You’re right, it’s too generic to just say that you need to exercise, and in my clinic, I go much further into that. The American Heart Association recommends 150 minutes per week of moderate aerobic activity. I recommend to my patients who are over age 65 that that’s the goal and what we’re working towards. It doesn’t mean starting tomorrow, that’s what you have to hit, but the goal is roughly 30–40 minutes per day, 5–6 days per week so that you can hit 150 minutes. When I say moderate aerobic activity, that really means that you’re reaching 70–75 percent of your maximum heart rate. In our research center, we do the Talk Test. If you can do an activity and you’re able to talk and sing, that’s considered light aerobic activity. That’s good, but that isn’t what we’re looking for. If you can’t talk or sing, that’s considered vigorous. That’s great, but you could do a little bit less. Moderate is being able to talk and not sing. I have this conversation with my patients; I’m really looking for that sweet spot. If you can do vigorous, I’m all for it. I think the more, the better, but for safety’s sake and just so we know what we need to reach, moderate aerobic activity is good.

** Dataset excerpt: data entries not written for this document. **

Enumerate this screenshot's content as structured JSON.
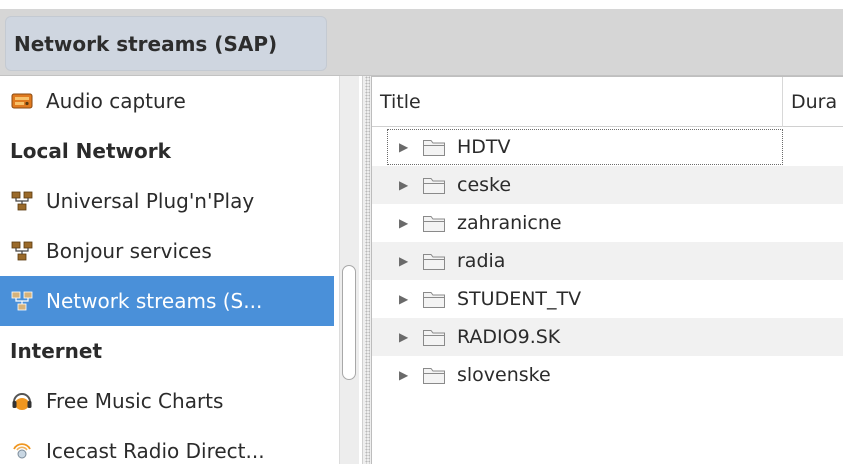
{
  "header": {
    "title": "Network streams (SAP)"
  },
  "sidebar": {
    "items": [
      {
        "kind": "item",
        "label": "Audio capture",
        "icon": "audio-capture-icon"
      },
      {
        "kind": "header",
        "label": "Local Network"
      },
      {
        "kind": "item",
        "label": "Universal Plug'n'Play",
        "icon": "network-icon"
      },
      {
        "kind": "item",
        "label": "Bonjour services",
        "icon": "network-icon"
      },
      {
        "kind": "item",
        "label": "Network streams (S...",
        "icon": "network-icon",
        "selected": true
      },
      {
        "kind": "header",
        "label": "Internet"
      },
      {
        "kind": "item",
        "label": "Free Music Charts",
        "icon": "headphones-icon"
      },
      {
        "kind": "item",
        "label": "Icecast Radio Direct...",
        "icon": "radio-icon"
      }
    ]
  },
  "playlist": {
    "columns": {
      "title": "Title",
      "duration": "Dura"
    },
    "rows": [
      {
        "label": "HDTV"
      },
      {
        "label": "ceske"
      },
      {
        "label": "zahranicne"
      },
      {
        "label": "radia"
      },
      {
        "label": "STUDENT_TV"
      },
      {
        "label": "RADIO9.SK"
      },
      {
        "label": "slovenske"
      }
    ]
  },
  "colors": {
    "selected_bg": "#4a90d9",
    "header_bg": "#d6d6d6",
    "title_box": "#cfd6e0"
  }
}
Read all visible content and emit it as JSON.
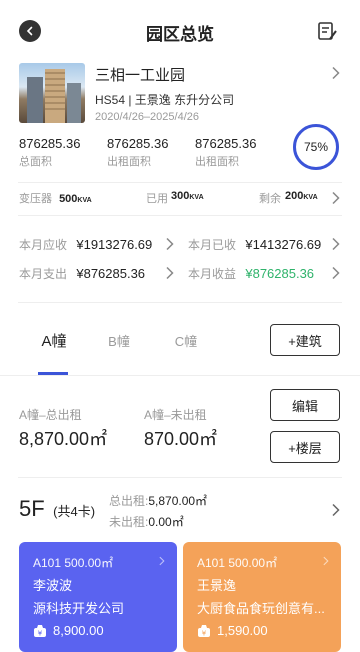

How much exercise should I do to maintain a healthy brain?
By Bill Fisher | October 21st, 2020